I focus both on the content but also on aesthetics of a text. In other words, I look at how this idea of a plurality of Blackness in Europe is also reflected in the form of the text. My argument is that content and aesthetics, or the form, are intertwined.
A great text that serves as an example of this is Bernardine Evaristo's Girl, Woman, Other [which won the 2019 Booker Prize and made Evaristo the first Black woman to receive this honor in the English language]. How Blackness is narrated in this book is that community is really important. Blackness builds through community and in connection with others, and that's also in the text. The chapters are intertwined. There are connections between different chapters. Some characters know each other. And there is this polyphony of voices in the text, which mirrors the plurality of Black Europe itself.
The study of Black European literature is dynamic and expanding, both in Europe and the U.S. What's happening in this exciting field?
In Germany it's quite a recent development to focus more on Black German or other marginalized authors. It's just simply quite new. It's still a niche. It's the same in the U.S.: I have some friends who also work in Black German studies and not everyone knows about this field. They do have some struggles. It's a lot of work.
But it's very dynamic. We are trying to build a common ground with our research. And we are trying to use theories or methods that were created in Europe, because in the past it hasn't always been that way. But we are trying to see how we can combine American theories and methodologies with Black theorists in Europe.
You're working on a second book project. What is it about?
I try to go a little bit more back, to the 20th and 19th centuries, and I want to focus on anti-racism. I don't think I will only focus on Black writers; it's more about this idea of anti-racism and how it developed. In Germany, it's quite recent that people use the terms racism and anti-racism in the broader debates. But there have been people who were activists and who were anti-racist earlier, so maybe this term has not been used before but the idea was there. That's my starting point.
Also, in the 20th century there were Black intellectuals coming from Africa to Germany, some of whom have been translated into German. I think that this idea of translation is quite interesting: Why did people choose to translate them? What was their thought about it? I'm still working on it.
You've organized a reading at the Norwich Bookstore for Feb. 6, with literary scholarand translator Jon Cho-Polizzi. How did this event come to be?
He's coming to Dartmouth for a translation masterclass for our students in the German department and in comparative literature. And I invited him to do a reading.I first noticed the name Jon Cho-Polizzi because he's the one who translated all of my favorite books into English. He has translated, for example, Sharon Dodua Otoo's Ada's Room. Sharon Dodua Otoo is one of the most popular Black writers in Germany. Cho-Polizzi is focusing on underrepresented voices in Germany. He's mostly translating authors of color and Black authors.
You've talked about the importance of translations, like Cho-Polizzi's, in helping to expand the audience for Black German and Black European literature.
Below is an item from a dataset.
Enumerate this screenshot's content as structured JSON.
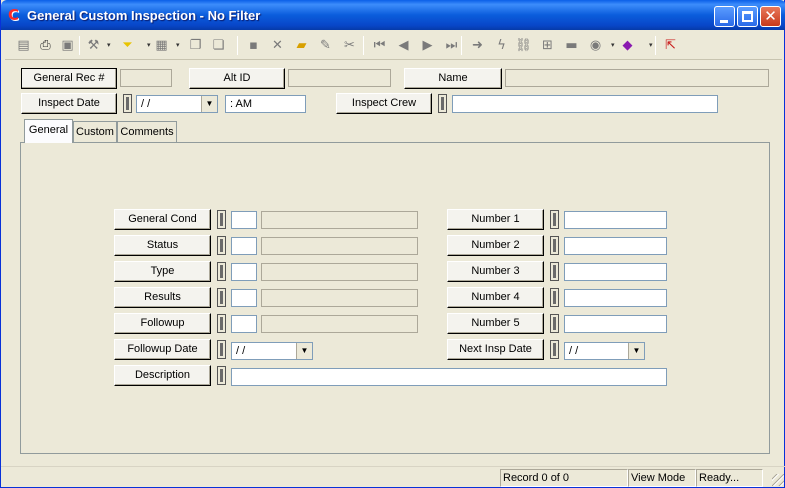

Can you talk a bit about this?
Bringing Black German literature and literature written by authors of color to a broader public is quite important. It also opens up new opportunities for the authors; they can connect with other authors abroad. Their networks could grow a little bit more.
What I experienced in Germany is that there are so many African-American authors or authors from Africa being translated into German and so sometimes people think, "Okay, we already have Black literature." They are not aware of Black German literature or Black European literature. I think it makes such a difference to also translate these authors into English, and then they have a broader audience and get some recognition beyond Germany or Europe.